Author’s note: Computers, or more accurately, computing power, is everywhere in 2020. With powerful microchips, artificial intelligence, and the Internet of Things, most of what we touch can be considered a computer, or is driven by one. During this pandemic, our new communication tools have been a godsend. There is much to appreciate in this time “after” computers, but there are a few obsolete things I miss. When we can congregate and travel, I’d encourage anyone coming to the San Francisco Bay Area to stop in at the Computer History Museum in Mountain View, for a fascinating look at all aspects of computing and software. You’ll enjoy the trip!
Our phone number was CE9-2609. CE stood for the Center exchange. No area code.
I was about five years old. “Mrs. Comisky’s talking, Mom,” I shouted, after having lifted the phone receiver.
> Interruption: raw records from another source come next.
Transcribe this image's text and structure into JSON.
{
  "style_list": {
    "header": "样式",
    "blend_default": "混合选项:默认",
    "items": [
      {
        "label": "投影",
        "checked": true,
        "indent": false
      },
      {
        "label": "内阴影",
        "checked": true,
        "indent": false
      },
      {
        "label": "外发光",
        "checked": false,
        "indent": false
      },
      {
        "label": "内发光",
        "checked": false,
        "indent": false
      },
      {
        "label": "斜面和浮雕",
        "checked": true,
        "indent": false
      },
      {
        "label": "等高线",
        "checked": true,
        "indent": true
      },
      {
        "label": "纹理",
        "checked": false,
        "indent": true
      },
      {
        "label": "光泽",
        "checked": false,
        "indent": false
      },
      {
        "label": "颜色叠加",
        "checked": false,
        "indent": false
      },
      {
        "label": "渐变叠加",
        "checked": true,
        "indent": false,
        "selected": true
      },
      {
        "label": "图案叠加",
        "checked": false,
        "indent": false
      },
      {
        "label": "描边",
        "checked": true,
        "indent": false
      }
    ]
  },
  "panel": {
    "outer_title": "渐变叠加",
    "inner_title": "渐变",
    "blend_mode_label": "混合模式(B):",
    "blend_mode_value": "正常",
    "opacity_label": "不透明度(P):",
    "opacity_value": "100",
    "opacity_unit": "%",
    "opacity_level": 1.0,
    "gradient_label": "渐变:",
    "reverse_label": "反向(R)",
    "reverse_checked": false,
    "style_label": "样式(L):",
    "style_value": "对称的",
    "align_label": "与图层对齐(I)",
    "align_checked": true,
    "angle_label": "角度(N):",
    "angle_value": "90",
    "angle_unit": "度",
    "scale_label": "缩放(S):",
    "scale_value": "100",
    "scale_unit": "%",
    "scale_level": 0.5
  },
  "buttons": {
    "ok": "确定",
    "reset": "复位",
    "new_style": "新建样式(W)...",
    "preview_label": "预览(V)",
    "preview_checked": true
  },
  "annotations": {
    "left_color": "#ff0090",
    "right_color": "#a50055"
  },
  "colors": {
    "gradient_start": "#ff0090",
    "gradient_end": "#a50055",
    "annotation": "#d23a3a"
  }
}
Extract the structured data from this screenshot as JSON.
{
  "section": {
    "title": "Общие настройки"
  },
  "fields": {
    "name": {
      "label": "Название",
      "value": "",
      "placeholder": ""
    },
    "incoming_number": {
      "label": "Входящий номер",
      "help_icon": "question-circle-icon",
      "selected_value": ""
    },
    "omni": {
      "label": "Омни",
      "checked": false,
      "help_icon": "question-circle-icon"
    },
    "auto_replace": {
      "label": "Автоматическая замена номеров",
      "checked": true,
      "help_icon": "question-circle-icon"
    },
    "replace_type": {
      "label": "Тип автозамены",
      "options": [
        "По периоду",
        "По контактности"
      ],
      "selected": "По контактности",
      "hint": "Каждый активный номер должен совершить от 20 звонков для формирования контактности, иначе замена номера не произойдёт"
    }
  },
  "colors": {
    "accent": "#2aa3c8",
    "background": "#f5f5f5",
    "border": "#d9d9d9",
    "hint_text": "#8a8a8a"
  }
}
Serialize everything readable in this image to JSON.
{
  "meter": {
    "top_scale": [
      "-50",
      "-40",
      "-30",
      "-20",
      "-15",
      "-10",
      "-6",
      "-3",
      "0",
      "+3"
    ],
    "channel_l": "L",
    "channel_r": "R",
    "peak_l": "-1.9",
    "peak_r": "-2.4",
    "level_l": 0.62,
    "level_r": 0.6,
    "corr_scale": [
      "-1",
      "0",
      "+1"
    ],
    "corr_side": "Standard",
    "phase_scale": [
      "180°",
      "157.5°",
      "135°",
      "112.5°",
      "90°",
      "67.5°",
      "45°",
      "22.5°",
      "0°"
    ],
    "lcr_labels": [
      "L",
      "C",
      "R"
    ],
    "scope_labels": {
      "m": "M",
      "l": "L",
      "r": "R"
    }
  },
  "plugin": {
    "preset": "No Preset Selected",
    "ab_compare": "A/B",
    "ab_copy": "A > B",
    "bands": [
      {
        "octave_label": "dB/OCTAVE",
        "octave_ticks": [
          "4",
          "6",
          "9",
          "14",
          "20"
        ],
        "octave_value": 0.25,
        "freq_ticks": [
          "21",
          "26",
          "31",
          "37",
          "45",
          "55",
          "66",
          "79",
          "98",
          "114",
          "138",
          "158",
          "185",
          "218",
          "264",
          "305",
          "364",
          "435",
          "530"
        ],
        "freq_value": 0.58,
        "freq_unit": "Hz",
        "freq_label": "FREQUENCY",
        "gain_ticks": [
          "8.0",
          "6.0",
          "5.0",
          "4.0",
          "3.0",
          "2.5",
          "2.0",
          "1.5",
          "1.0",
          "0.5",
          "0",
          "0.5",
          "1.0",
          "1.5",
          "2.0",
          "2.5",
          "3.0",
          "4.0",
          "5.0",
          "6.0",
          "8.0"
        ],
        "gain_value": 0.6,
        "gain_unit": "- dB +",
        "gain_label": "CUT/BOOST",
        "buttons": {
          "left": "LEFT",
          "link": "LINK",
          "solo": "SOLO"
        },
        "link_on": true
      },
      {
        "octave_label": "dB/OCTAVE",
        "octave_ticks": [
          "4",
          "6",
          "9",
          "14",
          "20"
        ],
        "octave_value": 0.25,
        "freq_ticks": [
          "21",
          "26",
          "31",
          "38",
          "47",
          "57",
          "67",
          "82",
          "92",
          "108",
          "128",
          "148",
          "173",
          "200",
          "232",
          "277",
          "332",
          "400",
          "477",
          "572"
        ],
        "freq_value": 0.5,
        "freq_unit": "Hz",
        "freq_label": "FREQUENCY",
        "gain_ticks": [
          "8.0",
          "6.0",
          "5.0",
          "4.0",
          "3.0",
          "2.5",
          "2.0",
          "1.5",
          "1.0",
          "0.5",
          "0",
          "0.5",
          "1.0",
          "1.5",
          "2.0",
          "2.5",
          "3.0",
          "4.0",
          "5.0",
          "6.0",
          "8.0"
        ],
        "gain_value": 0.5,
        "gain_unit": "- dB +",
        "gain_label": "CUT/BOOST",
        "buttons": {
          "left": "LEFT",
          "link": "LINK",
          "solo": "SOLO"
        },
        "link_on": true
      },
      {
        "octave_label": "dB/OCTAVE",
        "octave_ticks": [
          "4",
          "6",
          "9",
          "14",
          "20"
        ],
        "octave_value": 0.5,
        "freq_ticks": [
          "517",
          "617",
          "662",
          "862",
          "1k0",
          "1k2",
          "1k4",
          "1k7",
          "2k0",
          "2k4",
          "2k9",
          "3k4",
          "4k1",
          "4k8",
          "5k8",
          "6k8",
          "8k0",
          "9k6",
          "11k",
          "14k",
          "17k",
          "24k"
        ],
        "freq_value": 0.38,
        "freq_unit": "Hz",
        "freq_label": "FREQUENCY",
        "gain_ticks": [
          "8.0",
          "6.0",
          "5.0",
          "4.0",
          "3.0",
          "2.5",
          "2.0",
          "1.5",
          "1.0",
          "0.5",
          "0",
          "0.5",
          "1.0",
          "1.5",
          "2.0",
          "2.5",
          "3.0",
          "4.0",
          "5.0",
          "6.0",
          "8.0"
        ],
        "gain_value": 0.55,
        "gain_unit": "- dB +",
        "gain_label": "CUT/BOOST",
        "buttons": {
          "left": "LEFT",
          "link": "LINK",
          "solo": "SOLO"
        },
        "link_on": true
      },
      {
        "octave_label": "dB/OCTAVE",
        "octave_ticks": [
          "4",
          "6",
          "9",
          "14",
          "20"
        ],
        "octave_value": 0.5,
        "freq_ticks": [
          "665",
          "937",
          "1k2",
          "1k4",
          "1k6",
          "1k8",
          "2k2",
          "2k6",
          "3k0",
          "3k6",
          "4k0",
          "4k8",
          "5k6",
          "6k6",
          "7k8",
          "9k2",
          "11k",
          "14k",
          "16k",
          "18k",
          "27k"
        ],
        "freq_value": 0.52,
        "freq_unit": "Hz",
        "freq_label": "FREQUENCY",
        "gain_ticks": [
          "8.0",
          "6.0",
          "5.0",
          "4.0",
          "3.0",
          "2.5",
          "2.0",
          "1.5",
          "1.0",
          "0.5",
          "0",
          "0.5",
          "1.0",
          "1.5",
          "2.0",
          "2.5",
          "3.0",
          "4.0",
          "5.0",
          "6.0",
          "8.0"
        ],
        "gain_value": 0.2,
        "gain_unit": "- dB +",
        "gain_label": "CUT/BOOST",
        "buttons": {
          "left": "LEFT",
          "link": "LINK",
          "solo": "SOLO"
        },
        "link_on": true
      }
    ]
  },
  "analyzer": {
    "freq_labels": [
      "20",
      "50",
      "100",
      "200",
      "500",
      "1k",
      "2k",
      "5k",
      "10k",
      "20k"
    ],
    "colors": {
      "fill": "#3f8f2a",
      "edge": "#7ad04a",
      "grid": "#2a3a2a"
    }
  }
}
My mother was putting dinner in the oven, having lit the gas with a match. I kept looking at the grandfather clock, with its pendulum swinging, and the hands slowly moving. Mrs. Comisky was a prolific talker, so I gave up on the phone and put a yellow 78 rpm record on my record player. My dad was outside working on our car, a 1952 Ford. He could tell what was wrong by looking at the mechanical parts under the hood. A few years later, he’d have a little red transistor radio in his shirt pocket and listen to the baseball game while he worked.
In the late 1950s, we had a party line with our neighbor and used one black phone attached to the kitchen wall. Sometimes my little fingers had difficulty dialing it. Our phone number was CE9-2609. CE stood for the Center exchange. No area code. I don’t miss the party line or the dialing, but I loved that phone number, so simple. Now, I can’t fathom how we operated without voicemail, with just a message note if we were lucky and someone happened to answer the phone. It seems miraculous that anyone connected at all, but we did! The downside now? We are always connected and reachable; no escape from our mobile phones.
Today’s digital clocks and watches are convenient, but I understand that many children don’t know how to tell time on a clock with hands, and I’m not sure that’s a good thing. While I still use my oven occasionally, I’d gladly pick a microwave over it if forced to choose, perhaps because I’m domestically challenged.
In college I spent a weekend with a few classmates taking apart the engine of our RA’s husband’s Ford pickup truck. It was terrifying and very greasy, but I learned enough about how cars operate to put me in a better position with the (male) auto mechanics of that era. Today’s cars thankfully are a lot more reliable (my niece looked at me quizzically when I mentioned that cars used to break down often), but are close to impossible to maintain, let alone repair, without hooking them up to the auto shop’s computer. This has leveled the playing field between women and men, since the guys no longer have a big advantage when it comes to cars.
The biggest impact of computers for me was the transition from typewriters to word processing. In the eighth grade I took a required typing class on a manual typewriter, and although I hated practicing, I’m eternally grateful for my touch typing ability. In my sophomore year of high school, I received a portable Smith Corona typewriter. It was big and heavy for a portable by today’s standards, but robust enough to last for almost 15 years. One of my difficult experiences was having to type a term paper that required footnotes on the bottom. A lot of guesswork and retyping went into it!
Remember when the keys got tangled?
The ultimate typewriter trauma occurred in my junior year of high school when I worked for a CPA after school and tried to master a special machine for accounting. It had rows of ruler-like strips and levers for setting decimal tabs so that columns of numbers aligned. Try as I might, I just couldn’t get it, and the CPA put me back on doing ledger work with a fountain pen. I’ll take Excel, despite my novice ability, any day. And, while I no longer use a fountain pen, my boomer colleagues at work have joked that we are the only ones who can write with a pen. And, once we retire for good, no one will edit with a red pen anymore, and I’ll miss that a bit.
When I started working after college, I used an IBM Executive model typewriter. Everyone hated them because, although the proportional spacing looked great, errors were maddening to correct–backspacing by whole spaces and halves, inserting correction tape or using wite-out, and then retyping. So, when I went to my next job and had an IBM Correcting Selectric, I was in heaven. Proportional spacing was gone, and the keys replaced by a typing ball. The correction tape was incorporated, so no more fumbling with tapes or liquids.
In 1983 I got my first PC when I started my freelance business, a portable that I called a luggable, and despite how primitive it seems today, at the time I was thrilled to leave typewriters behind. But last year, before the pandemic, I walked into a store in an upscale shopping area called Beta. The store was really a showcase to allow companies to display new products to consumers.
A young man was standing next to a tablet-style computer that had a typewriter-like keyboard that made clacking noises when you pressed the keys. I had to smile when I saw the carriage return lever, placed just for show. In conversation with the young man, I discovered that he didn’t know what it was for, so I went into a detailed explanation of how a typewriter actually worked. He had no idea how you would insert paper (remember the platen?) or how to advance the lines, or that a bell dinged a warning at the end of the line. I laughed for days afterward!
I have recently retired from a marketing and technical writing and editing career and am thoroughly enjoying writing for myself and others.